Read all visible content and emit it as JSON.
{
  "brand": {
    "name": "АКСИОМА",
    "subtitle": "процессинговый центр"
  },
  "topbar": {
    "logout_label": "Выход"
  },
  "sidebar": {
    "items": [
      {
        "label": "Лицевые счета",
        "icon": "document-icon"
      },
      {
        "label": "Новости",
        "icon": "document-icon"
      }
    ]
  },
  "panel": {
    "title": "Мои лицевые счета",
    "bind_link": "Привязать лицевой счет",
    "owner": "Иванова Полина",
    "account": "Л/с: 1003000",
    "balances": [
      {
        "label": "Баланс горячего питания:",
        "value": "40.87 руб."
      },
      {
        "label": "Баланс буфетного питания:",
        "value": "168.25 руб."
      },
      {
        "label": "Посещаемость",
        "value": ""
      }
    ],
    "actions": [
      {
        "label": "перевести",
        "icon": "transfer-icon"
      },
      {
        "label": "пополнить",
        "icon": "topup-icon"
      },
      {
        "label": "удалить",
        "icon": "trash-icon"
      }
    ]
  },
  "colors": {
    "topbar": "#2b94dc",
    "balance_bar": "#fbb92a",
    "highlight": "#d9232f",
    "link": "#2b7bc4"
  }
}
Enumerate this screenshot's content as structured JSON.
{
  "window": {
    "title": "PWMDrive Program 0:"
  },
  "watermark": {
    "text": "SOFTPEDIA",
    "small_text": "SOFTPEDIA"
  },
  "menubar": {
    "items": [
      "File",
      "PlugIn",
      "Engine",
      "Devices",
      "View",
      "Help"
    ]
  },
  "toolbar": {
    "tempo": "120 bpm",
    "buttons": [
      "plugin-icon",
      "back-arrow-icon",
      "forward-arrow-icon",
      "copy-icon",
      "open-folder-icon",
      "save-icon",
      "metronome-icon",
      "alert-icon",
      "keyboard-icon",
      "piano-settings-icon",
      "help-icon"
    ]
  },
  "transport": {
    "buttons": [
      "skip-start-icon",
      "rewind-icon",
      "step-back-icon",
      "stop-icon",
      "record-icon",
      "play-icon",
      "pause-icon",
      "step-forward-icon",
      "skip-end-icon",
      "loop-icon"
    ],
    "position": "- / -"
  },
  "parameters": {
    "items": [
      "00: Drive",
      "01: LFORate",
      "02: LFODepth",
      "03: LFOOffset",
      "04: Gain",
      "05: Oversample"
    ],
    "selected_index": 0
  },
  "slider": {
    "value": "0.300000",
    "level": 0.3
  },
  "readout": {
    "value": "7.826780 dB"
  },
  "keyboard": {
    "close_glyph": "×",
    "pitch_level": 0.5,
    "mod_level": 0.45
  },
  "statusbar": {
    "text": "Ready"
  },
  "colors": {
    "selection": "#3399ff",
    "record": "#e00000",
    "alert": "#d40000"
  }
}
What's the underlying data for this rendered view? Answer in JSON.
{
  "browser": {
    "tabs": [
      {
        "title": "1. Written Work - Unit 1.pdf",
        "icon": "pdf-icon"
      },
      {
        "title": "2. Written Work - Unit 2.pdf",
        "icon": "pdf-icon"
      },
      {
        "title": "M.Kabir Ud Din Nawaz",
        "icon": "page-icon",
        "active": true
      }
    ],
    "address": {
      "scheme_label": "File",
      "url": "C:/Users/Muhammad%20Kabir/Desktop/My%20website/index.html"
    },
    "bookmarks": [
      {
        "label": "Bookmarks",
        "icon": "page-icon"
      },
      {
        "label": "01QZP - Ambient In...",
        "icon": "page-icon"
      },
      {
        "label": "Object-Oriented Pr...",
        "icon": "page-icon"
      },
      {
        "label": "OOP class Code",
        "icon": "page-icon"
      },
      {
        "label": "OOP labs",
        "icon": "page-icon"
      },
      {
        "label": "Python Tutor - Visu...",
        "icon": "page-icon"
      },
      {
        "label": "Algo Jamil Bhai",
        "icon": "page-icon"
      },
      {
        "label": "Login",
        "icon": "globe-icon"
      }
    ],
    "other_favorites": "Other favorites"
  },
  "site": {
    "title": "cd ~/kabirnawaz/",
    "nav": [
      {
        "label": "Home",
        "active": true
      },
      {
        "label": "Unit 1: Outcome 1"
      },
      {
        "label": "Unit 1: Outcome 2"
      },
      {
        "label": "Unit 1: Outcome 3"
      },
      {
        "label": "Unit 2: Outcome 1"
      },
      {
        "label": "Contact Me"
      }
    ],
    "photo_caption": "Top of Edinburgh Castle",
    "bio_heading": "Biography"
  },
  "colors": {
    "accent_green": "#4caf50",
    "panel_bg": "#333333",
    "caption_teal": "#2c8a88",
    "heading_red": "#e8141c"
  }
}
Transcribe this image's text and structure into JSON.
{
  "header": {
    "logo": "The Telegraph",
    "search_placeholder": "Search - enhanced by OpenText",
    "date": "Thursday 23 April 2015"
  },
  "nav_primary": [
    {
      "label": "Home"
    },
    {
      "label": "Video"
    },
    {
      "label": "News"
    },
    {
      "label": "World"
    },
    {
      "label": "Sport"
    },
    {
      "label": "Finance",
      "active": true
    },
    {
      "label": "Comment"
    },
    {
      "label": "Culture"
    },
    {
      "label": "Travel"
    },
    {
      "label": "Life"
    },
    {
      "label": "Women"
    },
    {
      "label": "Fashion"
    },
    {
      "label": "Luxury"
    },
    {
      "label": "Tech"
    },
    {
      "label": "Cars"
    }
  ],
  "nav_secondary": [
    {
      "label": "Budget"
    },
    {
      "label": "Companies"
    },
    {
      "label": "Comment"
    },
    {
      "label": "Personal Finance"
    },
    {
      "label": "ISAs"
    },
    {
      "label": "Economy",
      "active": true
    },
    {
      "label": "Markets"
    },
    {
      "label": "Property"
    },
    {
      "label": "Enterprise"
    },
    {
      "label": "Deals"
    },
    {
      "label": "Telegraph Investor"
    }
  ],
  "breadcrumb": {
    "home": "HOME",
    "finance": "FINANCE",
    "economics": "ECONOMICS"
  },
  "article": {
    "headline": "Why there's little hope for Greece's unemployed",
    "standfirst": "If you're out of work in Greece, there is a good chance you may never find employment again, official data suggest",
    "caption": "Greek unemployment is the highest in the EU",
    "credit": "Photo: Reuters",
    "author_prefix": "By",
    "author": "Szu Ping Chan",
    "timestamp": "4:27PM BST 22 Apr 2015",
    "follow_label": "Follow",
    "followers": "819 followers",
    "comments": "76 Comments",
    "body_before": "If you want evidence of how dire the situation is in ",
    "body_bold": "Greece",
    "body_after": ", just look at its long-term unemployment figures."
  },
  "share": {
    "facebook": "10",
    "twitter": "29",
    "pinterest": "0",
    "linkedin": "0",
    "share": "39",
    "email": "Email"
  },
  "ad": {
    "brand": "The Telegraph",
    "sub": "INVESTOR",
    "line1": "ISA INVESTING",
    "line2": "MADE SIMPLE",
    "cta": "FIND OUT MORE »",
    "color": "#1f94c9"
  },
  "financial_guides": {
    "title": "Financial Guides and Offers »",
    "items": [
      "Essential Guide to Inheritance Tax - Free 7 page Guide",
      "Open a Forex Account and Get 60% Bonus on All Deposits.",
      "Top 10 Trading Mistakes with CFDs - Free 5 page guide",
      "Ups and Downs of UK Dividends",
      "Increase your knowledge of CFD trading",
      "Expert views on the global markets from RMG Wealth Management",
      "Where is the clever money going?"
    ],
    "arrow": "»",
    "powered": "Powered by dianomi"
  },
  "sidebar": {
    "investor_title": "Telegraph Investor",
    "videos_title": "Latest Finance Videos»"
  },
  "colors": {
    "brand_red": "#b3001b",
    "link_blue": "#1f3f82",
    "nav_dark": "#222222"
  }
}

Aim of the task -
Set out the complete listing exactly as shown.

Reply to the task -
Read all visible content and emit it as JSON.
{
  "brand": {
    "name": "АКСИОМА",
    "subtitle": "процессинговый центр"
  },
  "topbar": {
    "logout_label": "Выход"
  },
  "sidebar": {
    "items": [
      {
        "label": "Лицевые счета",
        "icon": "document-icon"
      },
      {
        "label": "Новости",
        "icon": "document-icon"
      }
    ]
  },
  "panel": {
    "title": "Мои лицевые счета",
    "bind_link": "Привязать лицевой счет",
    "owner": "Иванова Полина",
    "account": "Л/с: 1003000",
    "balances": [
      {
        "label": "Баланс горячего питания:",
        "value": "40.87 руб."
      },
      {
        "label": "Баланс буфетного питания:",
        "value": "168.25 руб."
      },
      {
        "label": "Посещаемость",
        "value": ""
      }
    ],
    "actions": [
      {
        "label": "перевести",
        "icon": "transfer-icon"
      },
      {
        "label": "пополнить",
        "icon": "topup-icon"
      },
      {
        "label": "удалить",
        "icon": "trash-icon"
      }
    ]
  },
  "colors": {
    "topbar": "#2b94dc",
    "balance_bar": "#fbb92a",
    "highlight": "#d9232f",
    "link": "#2b7bc4"
  }
}
Enumerate this screenshot's content as structured JSON.
{
  "window": {
    "title": "PWMDrive Program 0:"
  },
  "watermark": {
    "text": "SOFTPEDIA",
    "small_text": "SOFTPEDIA"
  },
  "menubar": {
    "items": [
      "File",
      "PlugIn",
      "Engine",
      "Devices",
      "View",
      "Help"
    ]
  },
  "toolbar": {
    "tempo": "120 bpm",
    "buttons": [
      "plugin-icon",
      "back-arrow-icon",
      "forward-arrow-icon",
      "copy-icon",
      "open-folder-icon",
      "save-icon",
      "metronome-icon",
      "alert-icon",
      "keyboard-icon",
      "piano-settings-icon",
      "help-icon"
    ]
  },
  "transport": {
    "buttons": [
      "skip-start-icon",
      "rewind-icon",
      "step-back-icon",
      "stop-icon",
      "record-icon",
      "play-icon",
      "pause-icon",
      "step-forward-icon",
      "skip-end-icon",
      "loop-icon"
    ],
    "position": "- / -"
  },
  "parameters": {
    "items": [
      "00: Drive",
      "01: LFORate",
      "02: LFODepth",
      "03: LFOOffset",
      "04: Gain",
      "05: Oversample"
    ],
    "selected_index": 0
  },
  "slider": {
    "value": "0.300000",
    "level": 0.3
  },
  "readout": {
    "value": "7.826780 dB"
  },
  "keyboard": {
    "close_glyph": "×",
    "pitch_level": 0.5,
    "mod_level": 0.45
  },
  "statusbar": {
    "text": "Ready"
  },
  "colors": {
    "selection": "#3399ff",
    "record": "#e00000",
    "alert": "#d40000"
  }
}
What's the underlying data for this rendered view? Answer in JSON.
{
  "browser": {
    "tabs": [
      {
        "title": "1. Written Work - Unit 1.pdf",
        "icon": "pdf-icon"
      },
      {
        "title": "2. Written Work - Unit 2.pdf",
        "icon": "pdf-icon"
      },
      {
        "title": "M.Kabir Ud Din Nawaz",
        "icon": "page-icon",
        "active": true
      }
    ],
    "address": {
      "scheme_label": "File",
      "url": "C:/Users/Muhammad%20Kabir/Desktop/My%20website/index.html"
    },
    "bookmarks": [
      {
        "label": "Bookmarks",
        "icon": "page-icon"
      },
      {
        "label": "01QZP - Ambient In...",
        "icon": "page-icon"
      },
      {
        "label": "Object-Oriented Pr...",
        "icon": "page-icon"
      },
      {
        "label": "OOP class Code",
        "icon": "page-icon"
      },
      {
        "label": "OOP labs",
        "icon": "page-icon"
      },
      {
        "label": "Python Tutor - Visu...",
        "icon": "page-icon"
      },
      {
        "label": "Algo Jamil Bhai",
        "icon": "page-icon"
      },
      {
        "label": "Login",
        "icon": "globe-icon"
      }
    ],
    "other_favorites": "Other favorites"
  },
  "site": {
    "title": "cd ~/kabirnawaz/",
    "nav": [
      {
        "label": "Home",
        "active": true
      },
      {
        "label": "Unit 1: Outcome 1"
      },
      {
        "label": "Unit 1: Outcome 2"
      },
      {
        "label": "Unit 1: Outcome 3"
      },
      {
        "label": "Unit 2: Outcome 1"
      },
      {
        "label": "Contact Me"
      }
    ],
    "photo_caption": "Top of Edinburgh Castle",
    "bio_heading": "Biography"
  },
  "colors": {
    "accent_green": "#4caf50",
    "panel_bg": "#333333",
    "caption_teal": "#2c8a88",
    "heading_red": "#e8141c"
  }
}
Transcribe this image's text and structure into JSON.
{
  "header": {
    "logo": "The Telegraph",
    "search_placeholder": "Search - enhanced by OpenText",
    "date": "Thursday 23 April 2015"
  },
  "nav_primary": [
    {
      "label": "Home"
    },
    {
      "label": "Video"
    },
    {
      "label": "News"
    },
    {
      "label": "World"
    },
    {
      "label": "Sport"
    },
    {
      "label": "Finance",
      "active": true
    },
    {
      "label": "Comment"
    },
    {
      "label": "Culture"
    },
    {
      "label": "Travel"
    },
    {
      "label": "Life"
    },
    {
      "label": "Women"
    },
    {
      "label": "Fashion"
    },
    {
      "label": "Luxury"
    },
    {
      "label": "Tech"
    },
    {
      "label": "Cars"
    }
  ],
  "nav_secondary": [
    {
      "label": "Budget"
    },
    {
      "label": "Companies"
    },
    {
      "label": "Comment"
    },
    {
      "label": "Personal Finance"
    },
    {
      "label": "ISAs"
    },
    {
      "label": "Economy",
      "active": true
    },
    {
      "label": "Markets"
    },
    {
      "label": "Property"
    },
    {
      "label": "Enterprise"
    },
    {
      "label": "Deals"
    },
    {
      "label": "Telegraph Investor"
    }
  ],
  "breadcrumb": {
    "home": "HOME",
    "finance": "FINANCE",
    "economics": "ECONOMICS"
  },
  "article": {
    "headline": "Why there's little hope for Greece's unemployed",
    "standfirst": "If you're out of work in Greece, there is a good chance you may never find employment again, official data suggest",
    "caption": "Greek unemployment is the highest in the EU",
    "credit": "Photo: Reuters",
    "author_prefix": "By",
    "author": "Szu Ping Chan",
    "timestamp": "4:27PM BST 22 Apr 2015",
    "follow_label": "Follow",
    "followers": "819 followers",
    "comments": "76 Comments",
    "body_before": "If you want evidence of how dire the situation is in ",
    "body_bold": "Greece",
    "body_after": ", just look at its long-term unemployment figures."
  },
  "share": {
    "facebook": "10",
    "twitter": "29",
    "pinterest": "0",
    "linkedin": "0",
    "share": "39",
    "email": "Email"
  },
  "ad": {
    "brand": "The Telegraph",
    "sub": "INVESTOR",
    "line1": "ISA INVESTING",
    "line2": "MADE SIMPLE",
    "cta": "FIND OUT MORE »",
    "color": "#1f94c9"
  },
  "financial_guides": {
    "title": "Financial Guides and Offers »",
    "items": [
      "Essential Guide to Inheritance Tax - Free 7 page Guide",
      "Open a Forex Account and Get 60% Bonus on All Deposits.",
      "Top 10 Trading Mistakes with CFDs - Free 5 page guide",
      "Ups and Downs of UK Dividends",
      "Increase your knowledge of CFD trading",
      "Expert views on the global markets from RMG Wealth Management",
      "Where is the clever money going?"
    ],
    "arrow": "»",
    "powered": "Powered by dianomi"
  },
  "sidebar": {
    "investor_title": "Telegraph Investor",
    "videos_title": "Latest Finance Videos»"
  },
  "colors": {
    "brand_red": "#b3001b",
    "link_blue": "#1f3f82",
    "nav_dark": "#222222"
  }
}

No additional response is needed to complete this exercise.